:: What to work on ::
Your reply should be the records below, duplicated exactly, with any picture removed.

[Web page and app entries]
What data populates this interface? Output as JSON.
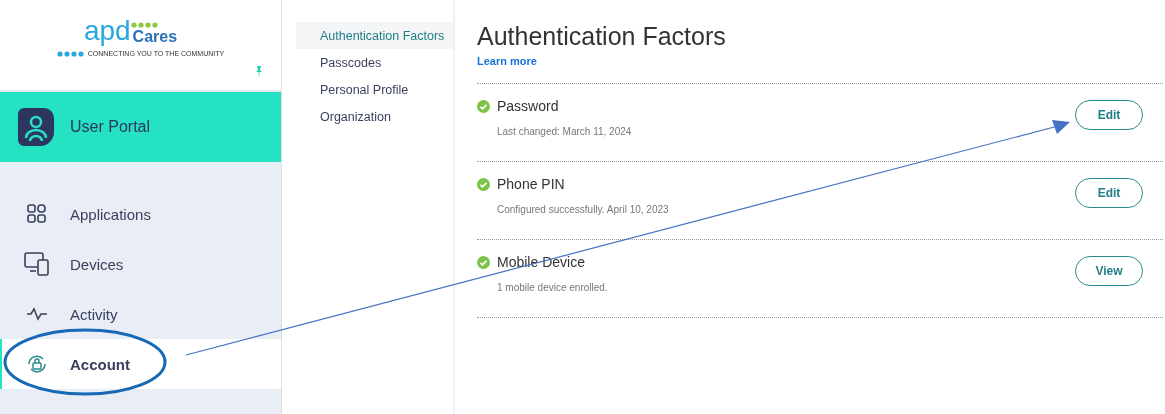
{
  "logo": {
    "word": "apd",
    "word_2": "Cares",
    "tagline": "CONNECTING YOU TO THE COMMUNITY"
  },
  "portal": {
    "title": "User Portal"
  },
  "nav": [
    {
      "kind": "applications",
      "label": "Applications",
      "selected": false
    },
    {
      "kind": "devices",
      "label": "Devices",
      "selected": false
    },
    {
      "kind": "activity",
      "label": "Activity",
      "selected": false
    },
    {
      "kind": "account",
      "label": "Account",
      "selected": true
    }
  ],
  "subnav": [
    {
      "label": "Authentication Factors",
      "selected": true
    },
    {
      "label": "Passcodes",
      "selected": false
    },
    {
      "label": "Personal Profile",
      "selected": false
    },
    {
      "label": "Organization",
      "selected": false
    }
  ],
  "main": {
    "title": "Authentication Factors",
    "link": "Learn more",
    "factors": [
      {
        "name": "Password",
        "detail": "Last changed: March 11, 2024",
        "action": "Edit"
      },
      {
        "name": "Phone PIN",
        "detail": "Configured successfully. April 10, 2023",
        "action": "Edit"
      },
      {
        "name": "Mobile Device",
        "detail": "1 mobile device enrolled.",
        "action": "View"
      }
    ]
  },
  "annotations": {
    "highlight_ellipse": true,
    "arrow": true
  }
}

:: Answer for the task ::
What data populates this interface? Output as JSON.
{
  "logo": {
    "word": "apd",
    "word_2": "Cares",
    "tagline": "CONNECTING YOU TO THE COMMUNITY"
  },
  "portal": {
    "title": "User Portal"
  },
  "nav": [
    {
      "kind": "applications",
      "label": "Applications",
      "selected": false
    },
    {
      "kind": "devices",
      "label": "Devices",
      "selected": false
    },
    {
      "kind": "activity",
      "label": "Activity",
      "selected": false
    },
    {
      "kind": "account",
      "label": "Account",
      "selected": true
    }
  ],
  "subnav": [
    {
      "label": "Authentication Factors",
      "selected": true
    },
    {
      "label": "Passcodes",
      "selected": false
    },
    {
      "label": "Personal Profile",
      "selected": false
    },
    {
      "label": "Organization",
      "selected": false
    }
  ],
  "main": {
    "title": "Authentication Factors",
    "link": "Learn more",
    "factors": [
      {
        "name": "Password",
        "detail": "Last changed: March 11, 2024",
        "action": "Edit"
      },
      {
        "name": "Phone PIN",
        "detail": "Configured successfully. April 10, 2023",
        "action": "Edit"
      },
      {
        "name": "Mobile Device",
        "detail": "1 mobile device enrolled.",
        "action": "View"
      }
    ]
  },
  "annotations": {
    "highlight_ellipse": true,
    "arrow": true
  }
}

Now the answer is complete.